Monday was the birthday of Auguste Rodin, the groundbreaking French sculptor famous for "The Thinker" and "The Kiss."

The Rodin Museum on the Parkway in Philadelphia did not acknowledge the 172nd anniversary of the birth of its subject, outside of a brief mention of the date during a guided tour.

More significant for the small but muscular museum was not the awkwardly-numbered birthday, but that tour. It happens daily, and twice on weekend days. Since the galleries reopened in July after a few years of renovations, the number of visitors has nearly tripled.

"We've found that we really need two to three people at all times," said curator Jennifer Thompson. "We anticipated that for the summer, but it's really carrying into the fall, which is a very happy predicament to be in."
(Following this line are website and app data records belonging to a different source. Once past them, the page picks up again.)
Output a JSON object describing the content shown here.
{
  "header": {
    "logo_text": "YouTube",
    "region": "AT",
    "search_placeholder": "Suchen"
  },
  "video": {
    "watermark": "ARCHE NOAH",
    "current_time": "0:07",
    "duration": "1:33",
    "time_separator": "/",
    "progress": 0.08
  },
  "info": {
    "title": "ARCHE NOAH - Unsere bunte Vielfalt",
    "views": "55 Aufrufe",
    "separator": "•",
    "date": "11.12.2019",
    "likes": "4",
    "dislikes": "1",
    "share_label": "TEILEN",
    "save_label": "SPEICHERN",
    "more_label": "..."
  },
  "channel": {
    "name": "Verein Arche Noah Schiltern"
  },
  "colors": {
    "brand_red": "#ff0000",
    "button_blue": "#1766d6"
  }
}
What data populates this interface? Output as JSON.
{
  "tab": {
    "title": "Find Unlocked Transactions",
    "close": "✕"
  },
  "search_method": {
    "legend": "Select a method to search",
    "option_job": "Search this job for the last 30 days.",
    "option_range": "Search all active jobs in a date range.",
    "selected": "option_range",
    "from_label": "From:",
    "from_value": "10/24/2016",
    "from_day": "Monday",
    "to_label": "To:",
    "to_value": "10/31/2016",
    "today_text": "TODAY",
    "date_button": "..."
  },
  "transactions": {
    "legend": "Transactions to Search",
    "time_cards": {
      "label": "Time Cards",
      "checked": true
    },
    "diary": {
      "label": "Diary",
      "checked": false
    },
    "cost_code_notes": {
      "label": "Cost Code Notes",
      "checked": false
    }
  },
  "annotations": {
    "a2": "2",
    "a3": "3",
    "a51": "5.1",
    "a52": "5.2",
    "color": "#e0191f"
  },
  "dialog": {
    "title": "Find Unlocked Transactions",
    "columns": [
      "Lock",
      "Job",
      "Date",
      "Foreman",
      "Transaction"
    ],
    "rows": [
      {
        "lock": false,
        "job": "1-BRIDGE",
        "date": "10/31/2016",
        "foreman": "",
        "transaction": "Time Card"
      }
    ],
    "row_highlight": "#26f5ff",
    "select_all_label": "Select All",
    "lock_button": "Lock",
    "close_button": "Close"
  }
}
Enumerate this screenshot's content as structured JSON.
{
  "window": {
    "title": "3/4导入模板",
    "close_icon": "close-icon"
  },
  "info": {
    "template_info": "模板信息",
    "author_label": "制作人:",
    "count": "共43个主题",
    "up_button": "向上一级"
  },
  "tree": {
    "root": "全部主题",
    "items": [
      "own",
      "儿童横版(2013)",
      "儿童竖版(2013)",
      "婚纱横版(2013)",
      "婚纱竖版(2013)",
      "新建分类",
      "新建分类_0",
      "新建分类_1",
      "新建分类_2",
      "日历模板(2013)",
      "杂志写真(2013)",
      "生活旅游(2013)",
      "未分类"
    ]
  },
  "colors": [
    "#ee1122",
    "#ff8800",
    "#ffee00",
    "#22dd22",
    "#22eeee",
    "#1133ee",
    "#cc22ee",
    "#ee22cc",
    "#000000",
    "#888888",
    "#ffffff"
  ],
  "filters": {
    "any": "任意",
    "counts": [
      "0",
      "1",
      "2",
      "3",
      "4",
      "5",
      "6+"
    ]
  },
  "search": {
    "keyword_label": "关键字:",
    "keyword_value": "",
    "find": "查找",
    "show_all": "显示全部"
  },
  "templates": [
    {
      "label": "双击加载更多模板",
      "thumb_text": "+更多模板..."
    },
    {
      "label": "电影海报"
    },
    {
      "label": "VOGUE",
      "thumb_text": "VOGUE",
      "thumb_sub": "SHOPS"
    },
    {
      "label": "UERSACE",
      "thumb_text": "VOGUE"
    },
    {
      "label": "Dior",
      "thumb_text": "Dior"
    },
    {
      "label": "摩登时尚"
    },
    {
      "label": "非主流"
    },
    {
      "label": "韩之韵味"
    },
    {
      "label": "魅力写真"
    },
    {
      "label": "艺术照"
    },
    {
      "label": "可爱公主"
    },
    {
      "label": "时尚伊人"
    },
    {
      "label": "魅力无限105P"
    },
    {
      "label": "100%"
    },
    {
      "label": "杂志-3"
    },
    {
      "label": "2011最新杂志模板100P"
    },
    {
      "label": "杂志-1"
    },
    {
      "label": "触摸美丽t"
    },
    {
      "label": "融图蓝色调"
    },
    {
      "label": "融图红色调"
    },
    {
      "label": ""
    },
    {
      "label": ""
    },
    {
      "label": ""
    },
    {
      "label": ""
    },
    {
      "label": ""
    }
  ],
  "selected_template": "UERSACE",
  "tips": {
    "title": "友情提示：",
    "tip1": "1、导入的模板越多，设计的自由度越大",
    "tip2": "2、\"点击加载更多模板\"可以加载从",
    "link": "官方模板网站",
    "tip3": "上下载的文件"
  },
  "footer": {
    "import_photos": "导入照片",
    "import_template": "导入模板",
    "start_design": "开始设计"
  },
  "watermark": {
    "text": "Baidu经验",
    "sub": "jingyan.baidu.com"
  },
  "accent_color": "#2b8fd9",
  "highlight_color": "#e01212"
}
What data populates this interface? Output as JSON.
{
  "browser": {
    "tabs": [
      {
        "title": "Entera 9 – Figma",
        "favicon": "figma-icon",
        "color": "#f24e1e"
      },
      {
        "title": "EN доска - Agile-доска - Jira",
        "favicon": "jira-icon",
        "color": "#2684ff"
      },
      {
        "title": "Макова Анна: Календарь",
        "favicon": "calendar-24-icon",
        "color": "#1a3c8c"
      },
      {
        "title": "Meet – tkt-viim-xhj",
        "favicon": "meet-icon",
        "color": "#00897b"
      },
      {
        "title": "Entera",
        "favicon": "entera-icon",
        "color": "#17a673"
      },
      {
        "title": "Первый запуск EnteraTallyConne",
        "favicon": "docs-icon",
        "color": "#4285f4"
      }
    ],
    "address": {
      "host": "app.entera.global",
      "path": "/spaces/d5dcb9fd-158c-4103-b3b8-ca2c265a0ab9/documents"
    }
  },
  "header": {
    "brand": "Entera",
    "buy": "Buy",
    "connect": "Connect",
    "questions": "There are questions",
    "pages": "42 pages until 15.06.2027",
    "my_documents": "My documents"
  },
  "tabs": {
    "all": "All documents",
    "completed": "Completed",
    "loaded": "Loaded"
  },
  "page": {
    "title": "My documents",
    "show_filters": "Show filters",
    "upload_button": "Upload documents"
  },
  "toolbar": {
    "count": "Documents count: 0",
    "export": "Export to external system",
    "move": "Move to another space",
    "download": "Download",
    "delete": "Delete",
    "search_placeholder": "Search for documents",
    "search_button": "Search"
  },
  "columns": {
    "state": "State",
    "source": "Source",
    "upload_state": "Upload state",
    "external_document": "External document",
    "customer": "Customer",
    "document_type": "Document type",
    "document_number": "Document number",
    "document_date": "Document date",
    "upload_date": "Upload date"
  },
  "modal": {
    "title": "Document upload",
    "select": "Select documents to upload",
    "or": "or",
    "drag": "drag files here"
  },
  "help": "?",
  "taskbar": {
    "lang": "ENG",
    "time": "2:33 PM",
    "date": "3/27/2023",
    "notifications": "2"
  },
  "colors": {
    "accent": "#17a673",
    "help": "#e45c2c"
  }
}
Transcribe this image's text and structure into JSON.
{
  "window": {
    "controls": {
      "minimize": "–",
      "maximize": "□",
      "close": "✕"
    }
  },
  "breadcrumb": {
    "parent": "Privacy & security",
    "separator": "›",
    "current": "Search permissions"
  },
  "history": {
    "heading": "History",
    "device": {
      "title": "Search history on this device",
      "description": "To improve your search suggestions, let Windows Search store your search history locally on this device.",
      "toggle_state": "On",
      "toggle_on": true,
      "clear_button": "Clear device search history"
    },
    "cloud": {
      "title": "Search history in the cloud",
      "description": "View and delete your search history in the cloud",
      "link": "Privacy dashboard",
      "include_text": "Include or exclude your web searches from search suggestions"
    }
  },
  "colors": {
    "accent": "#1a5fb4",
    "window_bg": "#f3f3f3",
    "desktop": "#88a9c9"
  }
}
Before its renovation, the museum saw about 50,000 visitors annually. In the last four months, more than 40,000 people have come inside. That does not include the people who prefer to sit in the outdoor garden, sans ticket, to take in the fountained pool ringed with lavender.

Thompson attributes the increased traffic, in part, to the museum's immediate neighbor — the Barnes Foundation — which opened to international acclaim last summer. The landscaping of the Barnes and the Rodin were done by the same firm, Olin, which created continuity between the two.

Another factor is that the interior and exterior of the museum had the most thorough cleanup since the museum's founding in 1929. The sculptures that were originally placed outside were taken inside almost 40 years ago amid fears of corrosion from air pollution. The Philadelphia Museum of Art conserved those sculptures and replaced them in their original positions.

The final sculpture to be conserved is "The Burghers of Calais," a large outdoor sculpture of six men preparing themselves for sacrifice to save their town. The bronze suffered major corrosion.

Rodin shaped the figures and applied a patina to express suffering and martyrdom. Now the details of "The Burghers" are obscuring by drippy streaks of black and gray, representing the effects of air pollution and the oxidation of bronze and copper. It's gloomier than Rodin intended.

"Although the surface of the sculpture is very dramatic, it's very high contrast and the eyes look even more sunken," said conservator Kate Cuffari. "That contrast of dark and light was not an aesthetic that was intended."

Now under conservation inside the Philadelphia Museum of Art, the sculpture is expected to be put into place in the garden in December.